> _What to do_: Look through the entries below. Report each line that has the word "verified" in it.

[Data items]
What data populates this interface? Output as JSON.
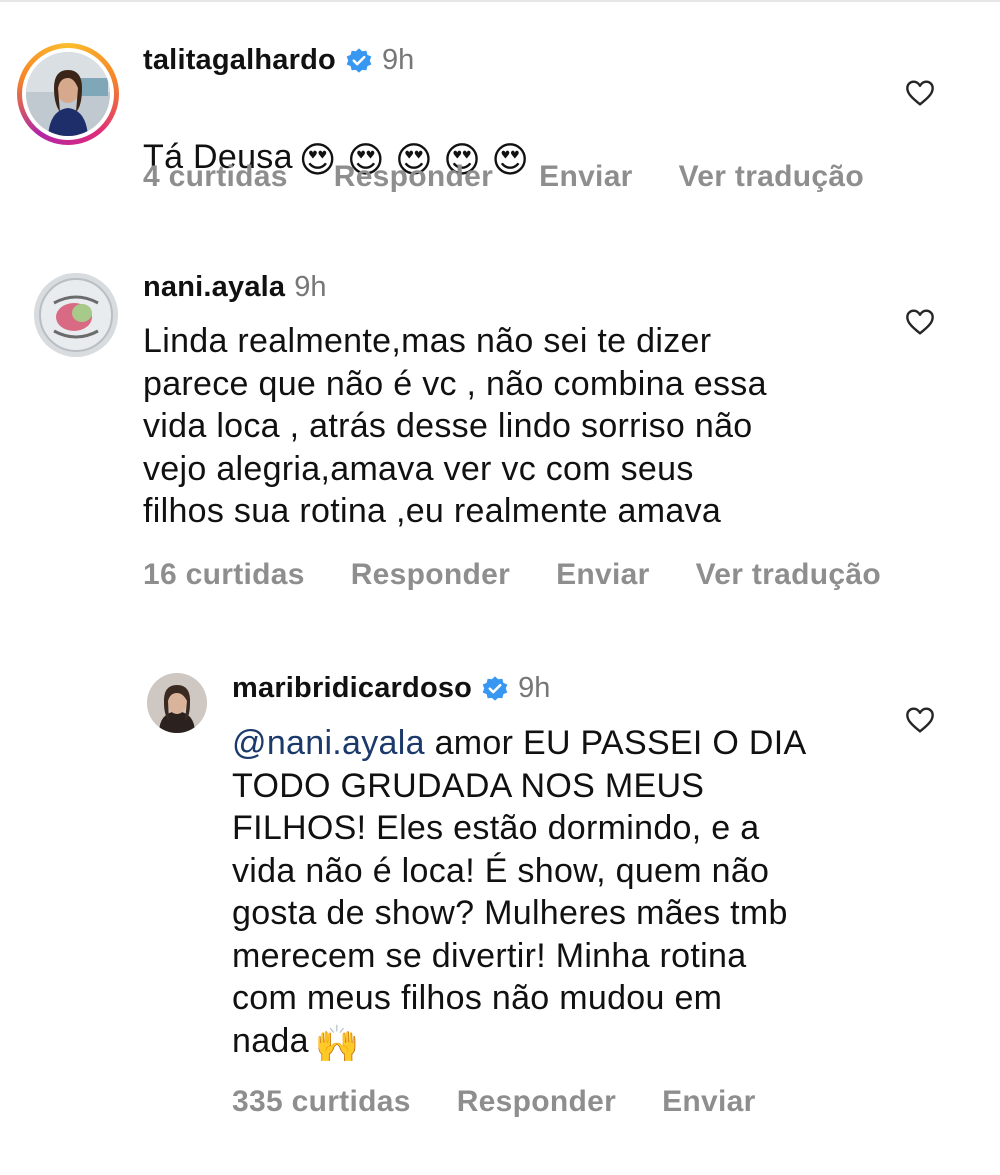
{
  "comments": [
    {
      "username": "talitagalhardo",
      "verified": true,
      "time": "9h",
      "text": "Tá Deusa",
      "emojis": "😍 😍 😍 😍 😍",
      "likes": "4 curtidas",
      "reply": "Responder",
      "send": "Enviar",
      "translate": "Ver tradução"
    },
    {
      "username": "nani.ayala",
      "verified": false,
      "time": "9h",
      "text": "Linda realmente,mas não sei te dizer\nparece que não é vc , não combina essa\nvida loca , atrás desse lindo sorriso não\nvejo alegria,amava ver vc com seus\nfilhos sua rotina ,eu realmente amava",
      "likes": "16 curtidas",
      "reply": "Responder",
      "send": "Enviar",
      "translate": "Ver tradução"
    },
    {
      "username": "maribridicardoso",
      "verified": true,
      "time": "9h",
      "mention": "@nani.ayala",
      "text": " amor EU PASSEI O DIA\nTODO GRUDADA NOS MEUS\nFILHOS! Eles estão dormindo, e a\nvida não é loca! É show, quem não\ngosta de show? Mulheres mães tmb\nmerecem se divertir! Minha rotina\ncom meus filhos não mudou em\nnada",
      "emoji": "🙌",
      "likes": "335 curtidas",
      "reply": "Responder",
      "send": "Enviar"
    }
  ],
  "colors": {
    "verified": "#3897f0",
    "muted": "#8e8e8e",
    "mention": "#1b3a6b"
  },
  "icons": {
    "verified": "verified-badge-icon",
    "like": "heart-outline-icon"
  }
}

> _Task response_:
      "verified": true,
      "verified": false,
      "verified": true,
    "verified": "#3897f0",
    "verified": "verified-badge-icon",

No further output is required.